It looks like social media companies may be held accountable for their one-sided censorship after all.
In tonight's In-Depth Report we discuss the big win for the Lone Star State and where things go from here.
Gov. Greg Abbott, R-Texas: "We see that the First Amendment is under assault by these social media companies, and that is not going to be tolerated in Texas. ... There is a dangerous movement that is spreading across the country to try to silence conservative ideas, religious beliefs."
The 5th U.S. Circuit Court of Appeals is siding with the Texas attorney general, upholding the constitutionality of a Big Tech censorship law.
Texas House Bill 20 forbids social media platforms from censoring any user based on his viewpoint or geographic location.
Catholic governor Greg Abbott signed HB20 into law last year and was quickly met with a lawsuit filed by NetChoice and the Computer & Communications Industry Association.
The court issued a 2-to-1decision last week in Texas' favor, with Judge Andrew Oldham writing, "Today we reject the idea that corporations have a freewheeling First Amendment right to censor what people say."
This ruling comes after an opposite ruling issued earlier this year by the 11th Circuit Court of Appeals, striking down a similar law passed under Florida's Catholic governor Ron DeSantis.
Gov. Ron DeSantis, R-Fla.: "This is not how a free society should operate. They use secret algorithms and shadow banning to shape debates and control the flow of information, but yet they evade accountability by claiming they're just neutral platforms, even as they amplify partisan agendas and censor dissent."
Judge Kevin Newsom wrote in that case, "Put simply, with minor exceptions, the government can't tell a private person or entity what to say or how to say it."
Mark Zuckerberg, cofounder, Facebook: "Our protocol is different from Twitter's. What Twitter did is they said, 'You can't share this at all.' The distribution on Facebook was decreased, but people were still allowed to share it."
All signs point to this issue going before the U.S. Supreme Court for a final decision.
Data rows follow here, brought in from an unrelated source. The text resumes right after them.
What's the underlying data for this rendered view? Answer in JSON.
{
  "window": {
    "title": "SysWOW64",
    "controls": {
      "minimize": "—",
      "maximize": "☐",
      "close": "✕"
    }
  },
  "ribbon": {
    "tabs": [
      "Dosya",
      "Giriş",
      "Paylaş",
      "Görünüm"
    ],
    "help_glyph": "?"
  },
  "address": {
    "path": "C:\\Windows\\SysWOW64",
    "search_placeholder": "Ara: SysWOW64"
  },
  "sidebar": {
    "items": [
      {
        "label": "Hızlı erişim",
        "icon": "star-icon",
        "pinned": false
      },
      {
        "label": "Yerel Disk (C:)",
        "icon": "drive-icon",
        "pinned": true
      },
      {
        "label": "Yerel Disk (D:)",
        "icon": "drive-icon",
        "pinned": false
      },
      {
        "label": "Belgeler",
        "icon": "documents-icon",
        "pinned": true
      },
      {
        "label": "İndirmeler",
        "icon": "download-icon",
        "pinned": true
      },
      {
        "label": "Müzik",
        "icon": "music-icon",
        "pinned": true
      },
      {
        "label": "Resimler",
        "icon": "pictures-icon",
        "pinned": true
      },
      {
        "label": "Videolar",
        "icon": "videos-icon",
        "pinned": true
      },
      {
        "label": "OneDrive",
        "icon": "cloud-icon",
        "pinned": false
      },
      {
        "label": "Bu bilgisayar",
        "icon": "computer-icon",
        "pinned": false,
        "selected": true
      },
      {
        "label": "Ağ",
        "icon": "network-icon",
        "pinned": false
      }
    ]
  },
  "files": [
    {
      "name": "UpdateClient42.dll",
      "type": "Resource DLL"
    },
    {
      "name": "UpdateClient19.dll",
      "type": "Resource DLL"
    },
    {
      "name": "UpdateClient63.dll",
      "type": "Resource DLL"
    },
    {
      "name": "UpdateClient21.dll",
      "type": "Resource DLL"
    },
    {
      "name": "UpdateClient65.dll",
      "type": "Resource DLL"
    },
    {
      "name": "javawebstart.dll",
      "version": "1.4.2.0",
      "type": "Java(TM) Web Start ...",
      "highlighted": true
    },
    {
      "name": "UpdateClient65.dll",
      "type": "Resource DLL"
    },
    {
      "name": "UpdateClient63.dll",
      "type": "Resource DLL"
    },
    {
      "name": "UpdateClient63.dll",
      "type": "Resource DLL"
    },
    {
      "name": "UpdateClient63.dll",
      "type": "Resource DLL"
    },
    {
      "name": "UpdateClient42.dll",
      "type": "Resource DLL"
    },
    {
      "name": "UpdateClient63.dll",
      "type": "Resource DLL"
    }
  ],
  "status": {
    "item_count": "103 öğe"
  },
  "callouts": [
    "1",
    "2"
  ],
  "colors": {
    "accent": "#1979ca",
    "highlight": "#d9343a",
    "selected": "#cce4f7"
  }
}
The argument around social media censorship centers on how those platforms are viewed legally. Texas claims the sites should be seen as common carriers, like phone companies, and therefore unable to discriminate against customers. Others, including the 11th Circuit Court, argue they should be classified as private actors protected by the First Amendment.